"This is a wise and mischievous book. 'Dropping in at The Mothers of Twins Club,' following retirees around Pompeii, standing in the stillness of Chartres, Margaret Rabb offers the companionship of a sharp, generous fellow traveler. She is a master of incantation, stories, jokes, meditation –– and always, always the language, which she weaves in astonishing ways, almost as if it were light."
         —Jeanne Murray Walker

"These are poems of high intelligence and formal beauty. Never straining for effect, they pour forth their music in a crystal stream."
         —Carolyn Kizer


Low Owl Illusion

Early but already broad daylight this morning
a barred owl glided across the path, so close I saw
wing edges split by a broken shaft, a feathery flaw,
and thin claws that trailed like exposed wiring.
Halfway up a poplar she lit by a nubbly opening,
slipped inside a gap healed around a lost limb’s raw
socket, and sank instantly into the dark hollow,
all but her tail, like a bracket on the bark, a warning.
At the high end of hearing, voices thin as a wafer
bled from the tree.
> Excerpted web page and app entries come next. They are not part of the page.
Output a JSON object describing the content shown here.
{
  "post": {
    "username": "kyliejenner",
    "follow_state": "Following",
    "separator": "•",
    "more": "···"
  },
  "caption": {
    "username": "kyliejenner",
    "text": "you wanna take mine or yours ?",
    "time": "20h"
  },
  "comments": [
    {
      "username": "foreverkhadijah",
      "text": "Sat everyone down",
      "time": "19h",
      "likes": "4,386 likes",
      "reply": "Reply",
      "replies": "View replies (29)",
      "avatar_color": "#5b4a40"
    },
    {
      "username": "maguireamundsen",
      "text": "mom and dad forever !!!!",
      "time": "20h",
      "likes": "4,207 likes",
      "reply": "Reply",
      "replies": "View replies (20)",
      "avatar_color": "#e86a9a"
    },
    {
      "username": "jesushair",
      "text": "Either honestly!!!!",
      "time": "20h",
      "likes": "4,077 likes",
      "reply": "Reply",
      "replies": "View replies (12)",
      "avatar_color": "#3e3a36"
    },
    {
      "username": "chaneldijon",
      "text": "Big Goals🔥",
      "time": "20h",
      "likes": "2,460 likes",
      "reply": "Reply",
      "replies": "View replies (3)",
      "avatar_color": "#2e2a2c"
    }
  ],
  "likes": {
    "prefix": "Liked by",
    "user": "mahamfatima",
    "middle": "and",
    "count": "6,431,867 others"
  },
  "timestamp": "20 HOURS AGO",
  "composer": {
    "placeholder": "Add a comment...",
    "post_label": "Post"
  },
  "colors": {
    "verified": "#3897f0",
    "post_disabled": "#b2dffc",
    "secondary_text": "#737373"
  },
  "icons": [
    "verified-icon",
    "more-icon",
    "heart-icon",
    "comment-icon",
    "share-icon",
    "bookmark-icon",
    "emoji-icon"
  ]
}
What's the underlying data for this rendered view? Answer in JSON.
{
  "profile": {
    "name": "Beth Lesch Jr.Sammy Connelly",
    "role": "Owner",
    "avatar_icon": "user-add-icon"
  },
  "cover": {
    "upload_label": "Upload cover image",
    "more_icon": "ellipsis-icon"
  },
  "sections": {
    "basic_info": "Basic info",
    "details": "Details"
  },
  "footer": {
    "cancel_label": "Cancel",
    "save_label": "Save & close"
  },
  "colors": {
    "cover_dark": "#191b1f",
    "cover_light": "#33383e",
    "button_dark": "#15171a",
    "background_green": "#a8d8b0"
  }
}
She squeezed back out, turned
on me her great fixed eyes and stared down: You.
She held still, but the longer I looked, the less I saw her.
I mean, it was only by blinking back the form I yearned
for that she stayed in view at all, whatever she was and who.